A defense industry insider told TASS News that the first S-500 “Triumfator-M” units will enter service as early as next year. “The Russian Ministry of Defense signed a contract with VKO Almaz-Antey on shipment of over ten Prometey systems to the Aerospace forces,” the source said, adding that “serial shipments will begin in the first half of 2022.” The source clarified that the S-500 is currently in the midst of state trials at a proving grounds in southern Russia and that the tests are expected to conclude by the end of 2021.
The source reportedly noted that the “current [S-500] variant is ground-based,” adding that a naval version is also planned. This is a new but largely unsurprising development, as there have been ship-based variants of both the S-300 and S-400 systems.
The TASS report has not yet been corroborated by other sources, nor has it been publicly confirmed by Russian officials. The S-500 program has faced cyclical delays since the mid-2010s. The missile system’s first serial production run was slated to begin in 2014, but that date was later pushed back to 2017 and then again to 2020. Russian Deputy Defense Minister Alexei Krivoruchko said in December 2020 that the S-500 will be introduced into service in 2021, the latest in a long chain of overeager estimates.
Earlier this month, the Russian Defense Ministry released what was the first footage of an S-500 in action. The brief clip, reportedly filmed during state trials in the southern Astrakhan region, showed an S-500 installation launching a missile at a “high-speed ballistic target” from multiple angles. As noted by Jane’s, the missile seen in the clip may possibly be from the newer 77N6-N or 77N6-N-1 series that is being designed exclusively for the S-500.
The S-500 is Russia’s upcoming next-generation flagship missile system, promising across-the-board performance improvements over the already-formidable S-400 Triumf.
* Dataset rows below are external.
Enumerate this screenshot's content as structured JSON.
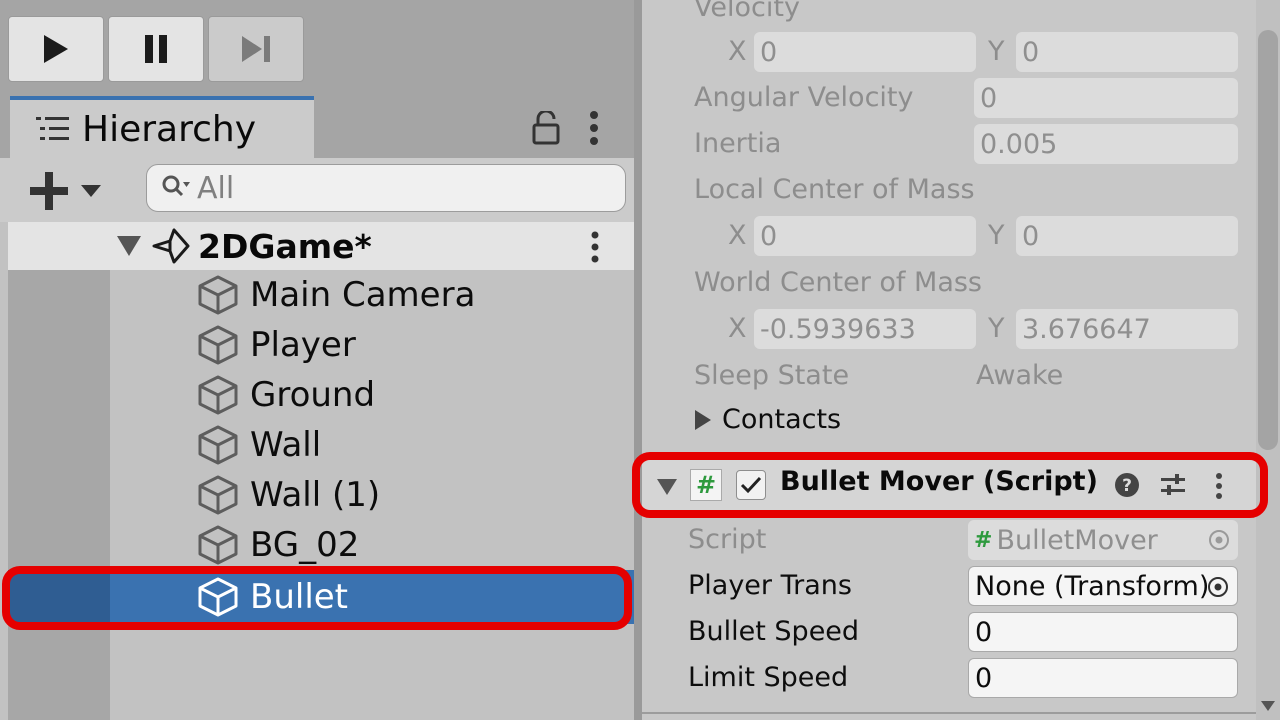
{
  "toolbar": {
    "play_icon": "play-icon",
    "pause_icon": "pause-icon",
    "step_icon": "step-icon"
  },
  "hierarchy": {
    "tab_label": "Hierarchy",
    "search_placeholder": "All",
    "scene_name": "2DGame*",
    "items": [
      {
        "label": "Main Camera"
      },
      {
        "label": "Player"
      },
      {
        "label": "Ground"
      },
      {
        "label": "Wall"
      },
      {
        "label": "Wall (1)"
      },
      {
        "label": "BG_02"
      },
      {
        "label": "Bullet"
      }
    ],
    "selected_item": "Bullet"
  },
  "inspector": {
    "rigidbody": {
      "velocity_label": "Velocity",
      "velocity": {
        "x_label": "X",
        "x": "0",
        "y_label": "Y",
        "y": "0"
      },
      "angular_velocity_label": "Angular Velocity",
      "angular_velocity": "0",
      "inertia_label": "Inertia",
      "inertia": "0.005",
      "local_com_label": "Local Center of Mass",
      "local_com": {
        "x_label": "X",
        "x": "0",
        "y_label": "Y",
        "y": "0"
      },
      "world_com_label": "World Center of Mass",
      "world_com": {
        "x_label": "X",
        "x": "-0.5939633",
        "y_label": "Y",
        "y": "3.676647"
      },
      "sleep_state_label": "Sleep State",
      "sleep_state": "Awake",
      "contacts_label": "Contacts"
    },
    "bullet_mover": {
      "title": "Bullet Mover (Script)",
      "enabled": true,
      "script_label": "Script",
      "script_value": "BulletMover",
      "script_glyph": "#",
      "player_trans_label": "Player Trans",
      "player_trans_value": "None (Transform)",
      "bullet_speed_label": "Bullet Speed",
      "bullet_speed_value": "0",
      "limit_speed_label": "Limit Speed",
      "limit_speed_value": "0"
    }
  },
  "colors": {
    "selection": "#3a72b0",
    "highlight": "#e50000",
    "script_icon": "#2e9a3e"
  }
}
The S-500 is reportedly capable of intercepting hypersonic cruise missiles and other aerial targets— including unmanned aerial vehicles (UAVs) and potentially even certain types of low-orbit satellites—flying at speeds of over Mach 5. The system has an operational range of 600 km against ballistic missiles and 500 km for area defense, a substantial improvement over the S-400. It can track and target up to ten warheads flying at four miles per second, employing distinct radar systems optimized for different types of targets.
Aside from its purported ability to intercept hypersonic threats, the S-500’s other major contribution to Russian military capabilities is against stealth technology. Russian officials and defense experts have framed the S-500 as a “silver bullet” against next-generation stealth fighters like the Lockheed Martin’s F-35 Lightning II and the F-22 Raptor, with manufacturer Almaz-Antey calling it a “blow against American prestige.” Speaking of the S-500, Almaz-Antey head engineer Pavel Sozinov told reporters that “our system neutralizes American offensive weapons, and surpasses all of America’s much-hyped anti-air and anti-missile systems.”
It remains unclear how many S-500’s will enter service, and how quickly, beyond this initially reported shipment of ten systems.
Mark Episkopos is a national security reporter for The National Interest.
This article is being republished due to reader interest.